[Your objective]
Copy all lines below that use the word "icon".

***** Records for this task

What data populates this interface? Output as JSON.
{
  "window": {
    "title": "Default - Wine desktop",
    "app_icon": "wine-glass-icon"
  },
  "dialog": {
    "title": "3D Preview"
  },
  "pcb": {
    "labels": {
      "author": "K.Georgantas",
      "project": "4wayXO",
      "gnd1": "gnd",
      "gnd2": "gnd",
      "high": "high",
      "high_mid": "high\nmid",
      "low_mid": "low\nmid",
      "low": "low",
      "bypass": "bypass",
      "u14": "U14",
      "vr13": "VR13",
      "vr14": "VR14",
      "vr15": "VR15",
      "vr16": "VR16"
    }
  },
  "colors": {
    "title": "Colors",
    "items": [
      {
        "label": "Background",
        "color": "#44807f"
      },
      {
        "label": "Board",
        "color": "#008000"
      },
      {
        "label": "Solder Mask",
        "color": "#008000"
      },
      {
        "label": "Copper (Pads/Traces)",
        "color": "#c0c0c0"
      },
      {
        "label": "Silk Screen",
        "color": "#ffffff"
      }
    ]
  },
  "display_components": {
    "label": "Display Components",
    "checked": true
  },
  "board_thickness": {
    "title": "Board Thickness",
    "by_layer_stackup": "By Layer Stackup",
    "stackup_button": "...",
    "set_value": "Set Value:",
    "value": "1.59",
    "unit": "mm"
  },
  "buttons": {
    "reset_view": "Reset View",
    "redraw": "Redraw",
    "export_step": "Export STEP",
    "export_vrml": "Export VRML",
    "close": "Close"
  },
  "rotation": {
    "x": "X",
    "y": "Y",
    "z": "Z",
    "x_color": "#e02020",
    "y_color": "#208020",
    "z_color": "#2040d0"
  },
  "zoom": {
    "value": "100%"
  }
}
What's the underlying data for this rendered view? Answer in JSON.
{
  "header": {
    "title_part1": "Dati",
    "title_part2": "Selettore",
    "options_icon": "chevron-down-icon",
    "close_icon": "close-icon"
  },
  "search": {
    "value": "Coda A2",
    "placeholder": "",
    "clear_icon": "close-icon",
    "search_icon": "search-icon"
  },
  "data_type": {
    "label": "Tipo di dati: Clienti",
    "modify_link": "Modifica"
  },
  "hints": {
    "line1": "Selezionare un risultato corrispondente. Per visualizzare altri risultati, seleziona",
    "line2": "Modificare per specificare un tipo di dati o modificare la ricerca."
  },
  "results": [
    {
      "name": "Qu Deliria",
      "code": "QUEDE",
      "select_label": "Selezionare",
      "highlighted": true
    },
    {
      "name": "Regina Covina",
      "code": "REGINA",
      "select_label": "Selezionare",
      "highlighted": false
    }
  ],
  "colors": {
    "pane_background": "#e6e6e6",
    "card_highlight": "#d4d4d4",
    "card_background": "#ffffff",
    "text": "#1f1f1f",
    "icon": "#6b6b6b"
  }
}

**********

[Answer section]
    "app_icon": "wine-glass-icon"
    "options_icon": "chevron-down-icon",
    "close_icon": "close-icon"
    "clear_icon": "close-icon",
    "search_icon": "search-icon"
    "icon": "#6b6b6b"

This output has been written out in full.